Under the modified student fee schedule, the instructional fee, or consumable fee, will be set at $10 rather than the typical $20. Other fee reductions for courses include the arts, the sciences, and several career technical elective programs. Art courses offering one credit lab courses will be $17.50 plus the cost of personal items and projects, half-credit courses are set at $10 plus the cost of personal items and projects, and science fees are $5. Those taking family and consumer science courses, such as principles of food, culinary fundamentals, global foods, textiles and interior design, and textiles and construction and maintenance will be charged $10.
Those taking or seeking courses in the career-technical program will be sent literature listing lab fees and uniform costs to the students and families pending acceptance into the South-Western Career Academy.
High school students looking to reserve a space in their school’s parking lot will be assessed a fee of $25. That fee will be waived, however, if a parking pass was purchased at Columbus State Community College for on-campus courses. Students must show proof of the existence of their current pass.
While the board was unanimous in regard to the modified K-12 school fee schedule, they were not in lock-step when it came to the pay-to-participate fees.
In a 3-2 decision, the board voted to keep in place the modified pay-to-participate fees that were also established during the 2020-2021 calendar year. Members Kelli Martindale and Chris Boso were against the request, stating they wished to see the pay-to-participate fees nixed this year, if not altogether.
“I would be in favor of completely abolishing pay-to-participate fees,” said Martindale.
Boso said he often goes “back and forth” on the issue.
“I can see both sides of it,” he said.
He said he believes that while it is important that participants in athletics or other extracurricular activities have “skin in the game,” he also believes it is vitally important that everyone have the opportunity to participate regardless of their ability to pay.
“Sports develop kids so much as far as helping them learn to work and organize together with kids of all backgrounds,” he said.
When pay-to-participate was discussed last year, board member Cathy Johnson said it was implemented as part of a promise to the community while seeking a 7.4-mill continuous operating levy in 2009. She reiterated after the meeting it was important they stick to that promise.
Under the modified pay-to-participate fee schedule, families with children who participate at the middle school level will be asked to pay $37.50 per student, per sport; families with children at the high school level will be asked to pay $75 per student, per sport.

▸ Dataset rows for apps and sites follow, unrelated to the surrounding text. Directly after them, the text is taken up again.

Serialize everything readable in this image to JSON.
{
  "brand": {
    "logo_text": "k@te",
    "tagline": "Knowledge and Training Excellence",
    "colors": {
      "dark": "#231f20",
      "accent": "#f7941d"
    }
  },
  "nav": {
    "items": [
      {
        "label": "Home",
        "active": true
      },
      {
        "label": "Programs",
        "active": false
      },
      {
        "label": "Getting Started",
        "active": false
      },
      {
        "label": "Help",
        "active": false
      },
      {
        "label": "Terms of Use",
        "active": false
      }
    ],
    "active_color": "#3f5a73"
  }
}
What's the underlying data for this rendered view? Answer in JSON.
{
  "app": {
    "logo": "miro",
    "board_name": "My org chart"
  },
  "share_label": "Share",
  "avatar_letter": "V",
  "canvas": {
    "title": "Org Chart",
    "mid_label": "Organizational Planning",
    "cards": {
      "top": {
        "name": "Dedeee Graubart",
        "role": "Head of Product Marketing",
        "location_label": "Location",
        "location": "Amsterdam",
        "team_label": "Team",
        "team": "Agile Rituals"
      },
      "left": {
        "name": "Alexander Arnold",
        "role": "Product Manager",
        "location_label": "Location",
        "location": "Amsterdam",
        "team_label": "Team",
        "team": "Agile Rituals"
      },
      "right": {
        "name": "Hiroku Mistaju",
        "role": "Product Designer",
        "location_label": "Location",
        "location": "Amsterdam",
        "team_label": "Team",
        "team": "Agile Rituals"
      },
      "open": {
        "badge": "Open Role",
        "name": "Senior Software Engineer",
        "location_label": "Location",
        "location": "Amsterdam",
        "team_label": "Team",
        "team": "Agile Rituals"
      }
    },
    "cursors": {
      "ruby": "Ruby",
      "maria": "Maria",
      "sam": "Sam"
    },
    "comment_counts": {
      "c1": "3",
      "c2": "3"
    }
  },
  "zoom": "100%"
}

Fees for marching band is $50; club participation is $5. The family cap is set at $250.
Families who are struggling to pay the fees, even at the reduced rate, can seek scholarships from Success Beyond the Classroom. Families can contact their schools for more information on the scholarship opportunities.